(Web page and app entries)

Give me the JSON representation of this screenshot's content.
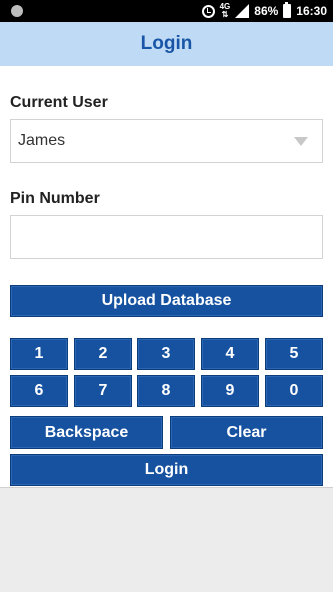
{
  "status": {
    "network": "4G",
    "battery": "86%",
    "time": "16:30"
  },
  "appbar": {
    "title": "Login"
  },
  "form": {
    "user_label": "Current User",
    "user_value": "James",
    "pin_label": "Pin Number",
    "pin_value": "",
    "upload_label": "Upload Database"
  },
  "keypad": {
    "digits": [
      "1",
      "2",
      "3",
      "4",
      "5",
      "6",
      "7",
      "8",
      "9",
      "0"
    ],
    "backspace_label": "Backspace",
    "clear_label": "Clear",
    "login_label": "Login"
  },
  "colors": {
    "accent": "#1652a0",
    "appbar_bg": "#bfdaf4",
    "title_color": "#1a56a8"
  }
}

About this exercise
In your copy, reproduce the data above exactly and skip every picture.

Written solution
Give me the JSON representation of this screenshot's content.
{
  "status": {
    "network": "4G",
    "battery": "86%",
    "time": "16:30"
  },
  "appbar": {
    "title": "Login"
  },
  "form": {
    "user_label": "Current User",
    "user_value": "James",
    "pin_label": "Pin Number",
    "pin_value": "",
    "upload_label": "Upload Database"
  },
  "keypad": {
    "digits": [
      "1",
      "2",
      "3",
      "4",
      "5",
      "6",
      "7",
      "8",
      "9",
      "0"
    ],
    "backspace_label": "Backspace",
    "clear_label": "Clear",
    "login_label": "Login"
  },
  "colors": {
    "accent": "#1652a0",
    "appbar_bg": "#bfdaf4",
    "title_color": "#1a56a8"
  }
}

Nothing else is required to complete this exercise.